It’s not strictly necessary to come at 6 weeks, but it is definitely recommended before you go back to exercise.

The longer you leave it, the more difficult it will be and the longer it will take to return, hence delaying your return to exercise.

But I don’t have time to do rehab or exercises!

We hear this excuse a lot, and we guarantee, that with Physios being the masters of problem solving, we can tailor your rehab to suit your situation.

This includes scheduling your treatment sessions around your requirements, even having someone on hand to hold a crying bubba if needed!

Most exercises can be modified to be done in different positions, or even in stolen moments during the day.

Incidental exercise, as we call it, is super easy, but super important, and can be done without the need for equipment or a lengthy time commitment, just a minute here and there will do the job!

Baby steps!

Please don’t compare yourself to celebrity mothers who regain their flat stomach, and post airbrushed gym selfies 2-months after giving birth.

It is important not to pressure yourself or push yourself to achieve unrealistic goals.

It might take you longer than you anticipated to get back to where you want to be, but the most important thing is that we work together to accomplish your goals.

Working with your physio to achieve this prevents any long-term damage, or problems which may develop down the track.

Never be afraid to ask us questions.
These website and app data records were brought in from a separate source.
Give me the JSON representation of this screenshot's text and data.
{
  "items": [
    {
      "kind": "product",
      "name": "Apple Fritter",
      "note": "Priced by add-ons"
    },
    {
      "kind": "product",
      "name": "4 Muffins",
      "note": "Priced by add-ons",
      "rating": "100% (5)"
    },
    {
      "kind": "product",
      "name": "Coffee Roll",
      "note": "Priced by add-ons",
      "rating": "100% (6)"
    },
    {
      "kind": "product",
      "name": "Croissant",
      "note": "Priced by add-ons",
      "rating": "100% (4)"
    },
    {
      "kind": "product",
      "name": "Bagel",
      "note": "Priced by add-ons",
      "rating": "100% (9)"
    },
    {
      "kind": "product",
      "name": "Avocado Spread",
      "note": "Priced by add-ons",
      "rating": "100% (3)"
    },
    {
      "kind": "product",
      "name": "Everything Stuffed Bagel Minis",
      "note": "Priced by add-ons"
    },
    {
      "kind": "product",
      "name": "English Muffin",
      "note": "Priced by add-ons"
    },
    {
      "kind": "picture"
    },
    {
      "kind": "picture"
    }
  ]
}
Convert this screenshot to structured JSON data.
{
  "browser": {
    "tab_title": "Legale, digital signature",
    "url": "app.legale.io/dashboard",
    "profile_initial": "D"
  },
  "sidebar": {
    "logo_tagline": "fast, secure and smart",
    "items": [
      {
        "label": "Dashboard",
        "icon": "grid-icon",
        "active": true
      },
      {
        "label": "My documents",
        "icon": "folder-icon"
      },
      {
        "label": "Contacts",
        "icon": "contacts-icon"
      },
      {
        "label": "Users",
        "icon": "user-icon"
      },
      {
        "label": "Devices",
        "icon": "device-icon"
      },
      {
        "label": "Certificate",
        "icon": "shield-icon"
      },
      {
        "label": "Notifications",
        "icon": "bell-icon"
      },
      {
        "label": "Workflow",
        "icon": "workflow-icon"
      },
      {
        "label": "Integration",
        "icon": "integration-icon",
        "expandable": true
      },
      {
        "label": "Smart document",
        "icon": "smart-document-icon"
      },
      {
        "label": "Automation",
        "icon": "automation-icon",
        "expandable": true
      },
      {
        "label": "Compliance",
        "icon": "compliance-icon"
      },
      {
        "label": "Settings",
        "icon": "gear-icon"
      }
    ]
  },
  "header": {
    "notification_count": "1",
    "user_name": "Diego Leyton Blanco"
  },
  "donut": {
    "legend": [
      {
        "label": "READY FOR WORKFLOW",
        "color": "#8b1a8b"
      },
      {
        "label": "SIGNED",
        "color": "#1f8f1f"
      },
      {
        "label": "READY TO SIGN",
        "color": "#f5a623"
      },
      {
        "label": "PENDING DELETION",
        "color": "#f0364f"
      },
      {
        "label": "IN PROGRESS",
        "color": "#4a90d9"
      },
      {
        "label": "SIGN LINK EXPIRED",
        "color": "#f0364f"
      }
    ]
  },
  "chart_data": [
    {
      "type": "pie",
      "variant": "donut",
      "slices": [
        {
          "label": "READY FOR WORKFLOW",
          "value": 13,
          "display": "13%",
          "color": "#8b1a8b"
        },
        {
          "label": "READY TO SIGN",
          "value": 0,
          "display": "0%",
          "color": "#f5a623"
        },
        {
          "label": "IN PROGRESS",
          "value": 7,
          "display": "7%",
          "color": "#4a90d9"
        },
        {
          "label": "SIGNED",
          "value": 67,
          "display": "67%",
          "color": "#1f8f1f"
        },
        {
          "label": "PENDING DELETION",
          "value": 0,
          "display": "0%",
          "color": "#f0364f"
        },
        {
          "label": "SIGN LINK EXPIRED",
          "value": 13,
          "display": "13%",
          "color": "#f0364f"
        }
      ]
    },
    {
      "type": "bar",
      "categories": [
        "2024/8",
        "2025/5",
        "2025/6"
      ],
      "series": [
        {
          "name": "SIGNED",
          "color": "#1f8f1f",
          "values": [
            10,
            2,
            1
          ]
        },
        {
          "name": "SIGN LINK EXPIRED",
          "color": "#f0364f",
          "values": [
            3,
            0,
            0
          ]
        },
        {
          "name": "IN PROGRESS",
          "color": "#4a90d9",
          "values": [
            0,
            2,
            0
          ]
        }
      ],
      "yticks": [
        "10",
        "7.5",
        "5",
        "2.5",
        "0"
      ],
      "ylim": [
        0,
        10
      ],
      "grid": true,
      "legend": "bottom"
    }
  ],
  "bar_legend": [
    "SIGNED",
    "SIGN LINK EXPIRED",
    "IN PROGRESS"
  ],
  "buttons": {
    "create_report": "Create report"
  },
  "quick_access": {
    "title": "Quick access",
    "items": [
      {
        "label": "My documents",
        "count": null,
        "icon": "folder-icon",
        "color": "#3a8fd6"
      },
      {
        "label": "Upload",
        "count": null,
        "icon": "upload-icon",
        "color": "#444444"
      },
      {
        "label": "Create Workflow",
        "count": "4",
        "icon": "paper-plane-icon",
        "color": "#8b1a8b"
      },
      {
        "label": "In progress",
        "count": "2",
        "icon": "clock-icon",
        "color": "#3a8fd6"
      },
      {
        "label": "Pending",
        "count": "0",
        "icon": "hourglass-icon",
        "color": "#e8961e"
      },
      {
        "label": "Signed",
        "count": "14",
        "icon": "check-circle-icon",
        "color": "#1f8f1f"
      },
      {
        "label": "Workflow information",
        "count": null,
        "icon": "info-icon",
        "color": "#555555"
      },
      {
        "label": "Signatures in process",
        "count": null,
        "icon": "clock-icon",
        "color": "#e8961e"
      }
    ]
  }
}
Don’t even feel silly if you ask the same question of us multiple times because you’ve forgotten the answer, or need reassurance.

We are here to help.